◆ EXERCISE
What lines in the records below include the word "JSON"? Return each one.

Collected data
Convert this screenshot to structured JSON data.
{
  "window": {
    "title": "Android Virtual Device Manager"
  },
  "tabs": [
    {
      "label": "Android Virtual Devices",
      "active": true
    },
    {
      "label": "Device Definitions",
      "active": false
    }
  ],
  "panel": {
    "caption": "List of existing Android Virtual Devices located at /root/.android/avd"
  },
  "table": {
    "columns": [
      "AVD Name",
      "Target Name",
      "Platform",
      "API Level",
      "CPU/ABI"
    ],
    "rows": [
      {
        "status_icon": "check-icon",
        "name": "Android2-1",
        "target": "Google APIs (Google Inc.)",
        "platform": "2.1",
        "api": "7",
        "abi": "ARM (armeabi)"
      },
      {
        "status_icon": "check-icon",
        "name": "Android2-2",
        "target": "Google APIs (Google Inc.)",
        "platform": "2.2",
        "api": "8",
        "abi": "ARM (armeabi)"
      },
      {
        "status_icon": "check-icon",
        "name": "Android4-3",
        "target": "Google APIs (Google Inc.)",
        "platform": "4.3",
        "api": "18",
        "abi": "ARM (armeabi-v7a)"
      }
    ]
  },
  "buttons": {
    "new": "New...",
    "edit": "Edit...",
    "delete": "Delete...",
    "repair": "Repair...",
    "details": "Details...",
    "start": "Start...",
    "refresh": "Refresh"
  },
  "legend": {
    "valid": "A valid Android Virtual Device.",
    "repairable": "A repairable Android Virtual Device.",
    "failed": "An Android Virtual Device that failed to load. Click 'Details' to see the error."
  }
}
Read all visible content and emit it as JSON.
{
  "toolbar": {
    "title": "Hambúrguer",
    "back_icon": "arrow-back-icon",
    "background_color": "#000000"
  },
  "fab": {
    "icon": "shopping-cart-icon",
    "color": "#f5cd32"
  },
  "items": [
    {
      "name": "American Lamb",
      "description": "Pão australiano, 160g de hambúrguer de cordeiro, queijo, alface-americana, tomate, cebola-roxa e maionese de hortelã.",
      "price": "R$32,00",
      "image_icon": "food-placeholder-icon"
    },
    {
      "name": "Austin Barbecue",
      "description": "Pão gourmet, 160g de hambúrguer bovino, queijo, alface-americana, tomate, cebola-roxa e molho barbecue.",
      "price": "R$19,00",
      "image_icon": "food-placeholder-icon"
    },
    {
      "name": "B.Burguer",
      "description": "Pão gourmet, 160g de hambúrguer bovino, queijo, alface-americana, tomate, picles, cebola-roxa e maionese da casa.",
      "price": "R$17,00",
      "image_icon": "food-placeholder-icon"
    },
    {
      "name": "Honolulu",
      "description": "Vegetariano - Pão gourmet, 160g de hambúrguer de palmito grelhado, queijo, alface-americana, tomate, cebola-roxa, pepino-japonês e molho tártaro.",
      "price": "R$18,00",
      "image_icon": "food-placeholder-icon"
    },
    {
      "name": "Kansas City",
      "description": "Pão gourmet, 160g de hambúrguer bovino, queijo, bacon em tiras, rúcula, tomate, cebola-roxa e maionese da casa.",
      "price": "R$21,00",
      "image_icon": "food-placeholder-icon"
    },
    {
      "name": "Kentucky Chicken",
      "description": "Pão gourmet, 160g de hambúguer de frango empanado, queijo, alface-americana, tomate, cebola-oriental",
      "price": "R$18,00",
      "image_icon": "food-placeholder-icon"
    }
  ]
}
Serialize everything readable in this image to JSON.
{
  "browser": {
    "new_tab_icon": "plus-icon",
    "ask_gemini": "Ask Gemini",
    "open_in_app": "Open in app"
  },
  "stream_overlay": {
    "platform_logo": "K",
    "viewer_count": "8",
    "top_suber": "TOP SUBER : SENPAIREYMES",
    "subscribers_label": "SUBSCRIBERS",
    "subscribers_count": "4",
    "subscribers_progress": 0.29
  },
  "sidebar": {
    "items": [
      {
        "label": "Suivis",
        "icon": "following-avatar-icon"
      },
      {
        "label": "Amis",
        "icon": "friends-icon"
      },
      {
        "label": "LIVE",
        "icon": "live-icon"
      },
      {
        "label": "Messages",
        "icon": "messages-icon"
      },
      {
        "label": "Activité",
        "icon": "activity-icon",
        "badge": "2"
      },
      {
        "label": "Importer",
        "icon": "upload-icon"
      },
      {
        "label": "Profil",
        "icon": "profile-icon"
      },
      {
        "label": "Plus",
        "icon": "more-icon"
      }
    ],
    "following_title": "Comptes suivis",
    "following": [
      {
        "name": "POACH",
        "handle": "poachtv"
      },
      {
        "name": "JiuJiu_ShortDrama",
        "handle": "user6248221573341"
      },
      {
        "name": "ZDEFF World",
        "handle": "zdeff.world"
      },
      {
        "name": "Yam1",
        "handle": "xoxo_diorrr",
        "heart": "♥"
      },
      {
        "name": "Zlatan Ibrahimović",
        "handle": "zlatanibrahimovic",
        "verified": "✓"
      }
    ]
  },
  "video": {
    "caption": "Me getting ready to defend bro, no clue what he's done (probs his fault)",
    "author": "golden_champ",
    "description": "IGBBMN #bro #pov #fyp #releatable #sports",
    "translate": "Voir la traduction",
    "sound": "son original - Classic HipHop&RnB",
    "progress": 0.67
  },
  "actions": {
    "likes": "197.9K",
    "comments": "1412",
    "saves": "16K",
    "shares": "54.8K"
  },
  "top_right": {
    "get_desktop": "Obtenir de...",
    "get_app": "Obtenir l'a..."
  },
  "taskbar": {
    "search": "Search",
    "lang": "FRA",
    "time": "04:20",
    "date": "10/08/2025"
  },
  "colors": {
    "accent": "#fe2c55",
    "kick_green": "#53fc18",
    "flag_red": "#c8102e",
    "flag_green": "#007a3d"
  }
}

◆ EXERCISE SOLUTION
Convert this screenshot to structured JSON data.
Read all visible content and emit it as JSON.
Serialize everything readable in this image to JSON.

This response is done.